It's fulfilling to finally have these things that were out of reach and to do it in my own way. I also love to create my own custom design where you can't get it anywhere else.
Bragging rights are pretty amazing.
How do you #staynerdy?
I've always loved trucks and cars. I've got RC cars. The same way I'd put all this time into building a guitar - the RC car can do things I'd want to do to a full size car but I can go in my backyard and get totally nerdy. I don't give a honk. Come at my bro! I like cats. They're cool. I think most of me is nerdy so it's hard to point out the "nerdy" part. I'm comfortable being me.
Genuinely - Seth is such an incredible dude. Not only is he passionate 110% about what he is doing - but he has remained humble and honest in the process. That says wonders about his character to me because how easy is it to change our ways when we reach a certain level of success? I hope you had as much fun as I did learning about this guy. Until next week - #STAYNERDY!
ADVENTURE OF THE WEEK
Some friends had a beach day at this place called Fiesta Island here in San Diego this last weekend. I tried a vegan hot dog for the first time and I really need to eat 30 more. I drank a lot of wine and hung out on the beach with Mercury all day and night. She loves the water so much! It was one of the best days I've had with friends in a long time - so I hope more adventures like that happen soon!
PERFECT HUMANS NEWS OF THE WEEK
Here is the first design from Stephen + I fully running Perfect Humans! I am so ecstatic about it. We will be releasing this series in THREE different colors too but the other two will remain a surprise until launched. What do you think?!
INTERVIEW ON DECK
I think this is my favorite picture from an interview yet! We look like a lil family who is having a blast on vacation.
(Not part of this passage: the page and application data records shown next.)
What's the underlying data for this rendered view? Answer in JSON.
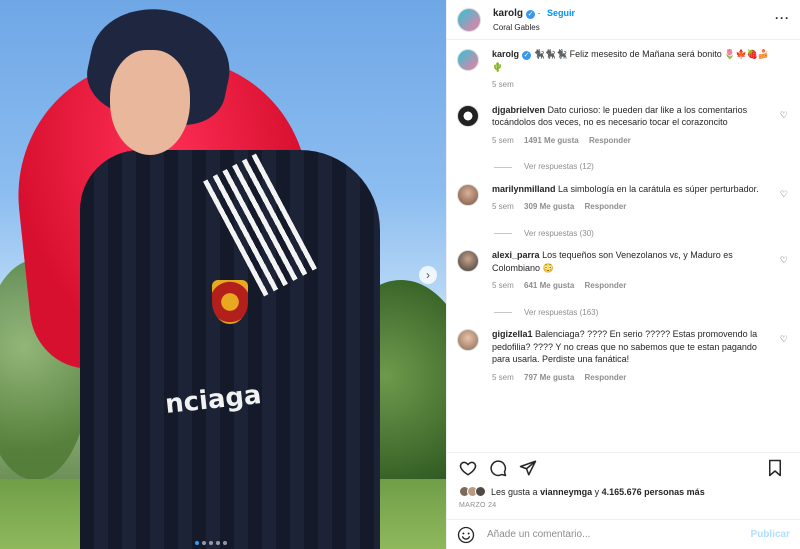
{
  "post": {
    "photo_logo_text": "nciaga",
    "carousel_dots": 5,
    "active_dot": 0
  },
  "header": {
    "username": "karolg",
    "follow_label": "Seguir",
    "location": "Coral Gables",
    "more_label": "···"
  },
  "caption": {
    "username": "karolg",
    "text": "🐈‍⬛🐈‍⬛🐈‍⬛ Feliz mesesito de Mañana será bonito 🌷🍁🍓🍰🌵",
    "time": "5 sem"
  },
  "comments": [
    {
      "username": "djgabrielven",
      "text": "Dato curioso: le pueden dar like a los comentarios tocándolos dos veces, no es necesario tocar el corazoncito",
      "time": "5 sem",
      "likes": "1491 Me gusta",
      "reply": "Responder",
      "replies": "Ver respuestas (12)"
    },
    {
      "username": "marilynmilland",
      "text": "La simbología en la carátula es súper perturbador.",
      "time": "5 sem",
      "likes": "309 Me gusta",
      "reply": "Responder",
      "replies": "Ver respuestas (30)"
    },
    {
      "username": "alexi_parra",
      "text": "Los tequeños son Venezolanos vɛ, y Maduro es Colombiano 😳",
      "time": "5 sem",
      "likes": "641 Me gusta",
      "reply": "Responder",
      "replies": "Ver respuestas (163)"
    },
    {
      "username": "gigizella1",
      "text": "Balenciaga? ???? En serio ????? Estas promovendo la pedofilia? ???? Y no creas que no sabemos que te estan pagando para usarla. Perdiste una fanática!",
      "time": "5 sem",
      "likes": "797 Me gusta",
      "reply": "Responder"
    }
  ],
  "likes": {
    "prefix": "Les gusta a",
    "user": "vianneymga",
    "joiner": "y",
    "count": "4.165.676 personas más"
  },
  "date": "MARZO 24",
  "composer": {
    "placeholder": "Añade un comentario...",
    "publish_label": "Publicar"
  },
  "icons": [
    "like-icon",
    "comment-icon",
    "share-icon",
    "save-icon",
    "emoji-icon",
    "verified-icon",
    "next-arrow-icon",
    "more-icon"
  ]
}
I interviewed Gentlemen Prefer Blood before the show at Tower Bar last week and have so much to share with you about it!